This study looks at the extent to which the regeneration of Britain’s coalfields depends on links with neighbouring cities. It is about the relationship between places – in terms of the economy, labour market and governance. As Britain has moved further away from its position as one of the world’s industrial powerhouses, people and places have had to adapt to new social and economic requirements. In particular, increasingly open local economies raise questions about how a growing network of links between places alter the role and identity of former industrial areas. This question is closely bound up with key contemporary policy issues. These include geographical disparities in welfare and productivity, the uneven operation of the labour market, the governance of economic development, and the competing claims of ‘city regions’ on the one hand and ‘regions’ and ‘sub-regions’ on the other as the appropriate arena for sub-national policymaking.
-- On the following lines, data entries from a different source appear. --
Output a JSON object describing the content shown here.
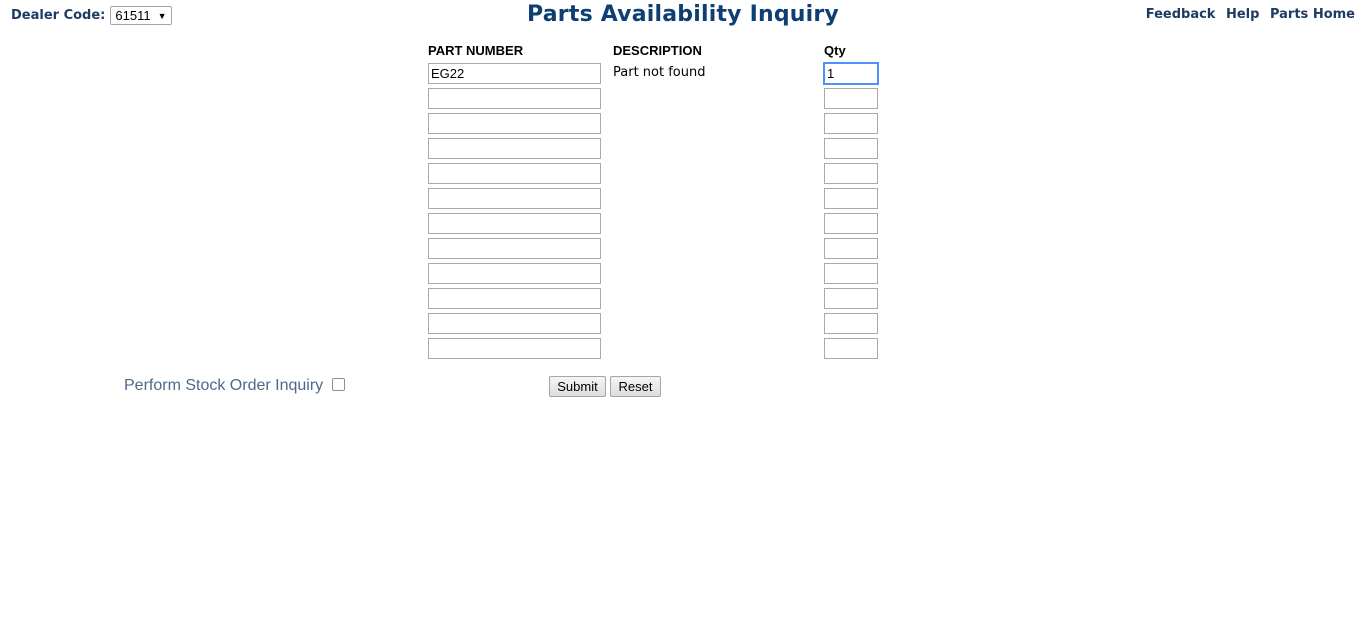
{
  "dealer": {
    "label": "Dealer Code:",
    "selected": "61511",
    "caret": "▼"
  },
  "title": "Parts Availability Inquiry",
  "links": {
    "feedback": "Feedback",
    "help": "Help",
    "parts_home": "Parts Home"
  },
  "columns": {
    "part_number": "PART NUMBER",
    "description": "DESCRIPTION",
    "qty": "Qty"
  },
  "rows": [
    {
      "part": "EG22",
      "description": "Part not found",
      "qty": "1"
    },
    {
      "part": "",
      "description": "",
      "qty": ""
    },
    {
      "part": "",
      "description": "",
      "qty": ""
    },
    {
      "part": "",
      "description": "",
      "qty": ""
    },
    {
      "part": "",
      "description": "",
      "qty": ""
    },
    {
      "part": "",
      "description": "",
      "qty": ""
    },
    {
      "part": "",
      "description": "",
      "qty": ""
    },
    {
      "part": "",
      "description": "",
      "qty": ""
    },
    {
      "part": "",
      "description": "",
      "qty": ""
    },
    {
      "part": "",
      "description": "",
      "qty": ""
    },
    {
      "part": "",
      "description": "",
      "qty": ""
    },
    {
      "part": "",
      "description": "",
      "qty": ""
    }
  ],
  "stock_inquiry": {
    "label": "Perform Stock Order Inquiry",
    "checked": false
  },
  "buttons": {
    "submit": "Submit",
    "reset": "Reset"
  },
  "colors": {
    "title": "#0e3f73",
    "header_text": "#1f3b63",
    "stock_label": "#4c6a8c",
    "focus_border": "#4d90fe"
  }
}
|Publisher||Joseph Rowntree Foundation|
|ISBN (Print)||978 1 85935 582 4|
|Publication status||Published - 2007|